DIRECTIONS:
Repeat the whole listing, keeping each line as it is.

DATA SUPPLIED:
····················
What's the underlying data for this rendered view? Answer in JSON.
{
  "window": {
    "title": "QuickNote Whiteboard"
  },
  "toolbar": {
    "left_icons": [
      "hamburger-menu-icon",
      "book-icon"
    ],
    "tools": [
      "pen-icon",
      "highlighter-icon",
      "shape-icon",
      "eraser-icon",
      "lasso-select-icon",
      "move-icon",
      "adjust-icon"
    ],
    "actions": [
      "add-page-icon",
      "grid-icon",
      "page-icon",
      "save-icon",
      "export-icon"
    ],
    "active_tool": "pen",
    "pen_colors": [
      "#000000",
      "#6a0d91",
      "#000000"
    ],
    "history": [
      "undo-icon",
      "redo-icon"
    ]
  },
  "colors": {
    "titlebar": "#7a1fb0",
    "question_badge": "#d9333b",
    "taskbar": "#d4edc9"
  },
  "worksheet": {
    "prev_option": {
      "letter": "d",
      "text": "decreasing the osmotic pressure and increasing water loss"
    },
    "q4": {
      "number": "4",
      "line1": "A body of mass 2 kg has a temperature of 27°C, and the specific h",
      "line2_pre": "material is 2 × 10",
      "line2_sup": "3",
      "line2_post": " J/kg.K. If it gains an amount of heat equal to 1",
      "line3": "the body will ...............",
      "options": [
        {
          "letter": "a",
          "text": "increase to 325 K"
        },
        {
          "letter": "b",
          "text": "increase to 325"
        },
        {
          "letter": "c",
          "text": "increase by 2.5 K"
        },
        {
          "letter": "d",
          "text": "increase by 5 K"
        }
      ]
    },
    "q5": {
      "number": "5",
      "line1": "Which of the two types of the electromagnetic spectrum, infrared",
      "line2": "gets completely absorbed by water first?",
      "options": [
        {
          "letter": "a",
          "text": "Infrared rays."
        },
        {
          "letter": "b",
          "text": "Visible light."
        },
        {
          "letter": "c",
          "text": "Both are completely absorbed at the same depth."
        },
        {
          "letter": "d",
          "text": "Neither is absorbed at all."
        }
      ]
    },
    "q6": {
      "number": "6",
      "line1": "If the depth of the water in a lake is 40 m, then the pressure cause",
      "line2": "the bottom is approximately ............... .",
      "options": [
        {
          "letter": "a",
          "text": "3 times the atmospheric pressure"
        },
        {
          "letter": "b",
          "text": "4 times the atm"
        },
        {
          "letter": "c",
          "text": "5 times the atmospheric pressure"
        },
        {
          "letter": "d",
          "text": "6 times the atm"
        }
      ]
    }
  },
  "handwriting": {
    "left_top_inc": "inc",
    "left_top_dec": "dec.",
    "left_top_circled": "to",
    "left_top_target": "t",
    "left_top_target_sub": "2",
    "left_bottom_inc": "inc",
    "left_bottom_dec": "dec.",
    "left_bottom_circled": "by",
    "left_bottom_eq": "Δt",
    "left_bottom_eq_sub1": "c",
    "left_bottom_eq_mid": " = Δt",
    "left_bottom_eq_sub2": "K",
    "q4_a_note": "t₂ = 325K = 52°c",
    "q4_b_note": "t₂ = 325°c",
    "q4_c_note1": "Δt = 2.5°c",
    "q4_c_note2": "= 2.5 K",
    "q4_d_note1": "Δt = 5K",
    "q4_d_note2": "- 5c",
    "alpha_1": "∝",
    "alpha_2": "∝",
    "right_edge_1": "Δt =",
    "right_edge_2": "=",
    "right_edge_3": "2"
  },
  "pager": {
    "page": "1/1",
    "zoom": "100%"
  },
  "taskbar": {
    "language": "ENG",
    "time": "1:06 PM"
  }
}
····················
COMPLETED EXERCISE:
What's the underlying data for this rendered view? Answer in JSON.
{
  "window": {
    "title": "QuickNote Whiteboard"
  },
  "toolbar": {
    "left_icons": [
      "hamburger-menu-icon",
      "book-icon"
    ],
    "tools": [
      "pen-icon",
      "highlighter-icon",
      "shape-icon",
      "eraser-icon",
      "lasso-select-icon",
      "move-icon",
      "adjust-icon"
    ],
    "actions": [
      "add-page-icon",
      "grid-icon",
      "page-icon",
      "save-icon",
      "export-icon"
    ],
    "active_tool": "pen",
    "pen_colors": [
      "#000000",
      "#6a0d91",
      "#000000"
    ],
    "history": [
      "undo-icon",
      "redo-icon"
    ]
  },
  "colors": {
    "titlebar": "#7a1fb0",
    "question_badge": "#d9333b",
    "taskbar": "#d4edc9"
  },
  "worksheet": {
    "prev_option": {
      "letter": "d",
      "text": "decreasing the osmotic pressure and increasing water loss"
    },
    "q4": {
      "number": "4",
      "line1": "A body of mass 2 kg has a temperature of 27°C, and the specific h",
      "line2_pre": "material is 2 × 10",
      "line2_sup": "3",
      "line2_post": " J/kg.K. If it gains an amount of heat equal to 1",
      "line3": "the body will ...............",
      "options": [
        {
          "letter": "a",
          "text": "increase to 325 K"
        },
        {
          "letter": "b",
          "text": "increase to 325"
        },
        {
          "letter": "c",
          "text": "increase by 2.5 K"
        },
        {
          "letter": "d",
          "text": "increase by 5 K"
        }
      ]
    },
    "q5": {
      "number": "5",
      "line1": "Which of the two types of the electromagnetic spectrum, infrared",
      "line2": "gets completely absorbed by water first?",
      "options": [
        {
          "letter": "a",
          "text": "Infrared rays."
        },
        {
          "letter": "b",
          "text": "Visible light."
        },
        {
          "letter": "c",
          "text": "Both are completely absorbed at the same depth."
        },
        {
          "letter": "d",
          "text": "Neither is absorbed at all."
        }
      ]
    },
    "q6": {
      "number": "6",
      "line1": "If the depth of the water in a lake is 40 m, then the pressure cause",
      "line2": "the bottom is approximately ............... .",
      "options": [
        {
          "letter": "a",
          "text": "3 times the atmospheric pressure"
        },
        {
          "letter": "b",
          "text": "4 times the atm"
        },
        {
          "letter": "c",
          "text": "5 times the atmospheric pressure"
        },
        {
          "letter": "d",
          "text": "6 times the atm"
        }
      ]
    }
  },
  "handwriting": {
    "left_top_inc": "inc",
    "left_top_dec": "dec.",
    "left_top_circled": "to",
    "left_top_target": "t",
    "left_top_target_sub": "2",
    "left_bottom_inc": "inc",
    "left_bottom_dec": "dec.",
    "left_bottom_circled": "by",
    "left_bottom_eq": "Δt",
    "left_bottom_eq_sub1": "c",
    "left_bottom_eq_mid": " = Δt",
    "left_bottom_eq_sub2": "K",
    "q4_a_note": "t₂ = 325K = 52°c",
    "q4_b_note": "t₂ = 325°c",
    "q4_c_note1": "Δt = 2.5°c",
    "q4_c_note2": "= 2.5 K",
    "q4_d_note1": "Δt = 5K",
    "q4_d_note2": "- 5c",
    "alpha_1": "∝",
    "alpha_2": "∝",
    "right_edge_1": "Δt =",
    "right_edge_2": "=",
    "right_edge_3": "2"
  },
  "pager": {
    "page": "1/1",
    "zoom": "100%"
  },
  "taskbar": {
    "language": "ENG",
    "time": "1:06 PM"
  }
}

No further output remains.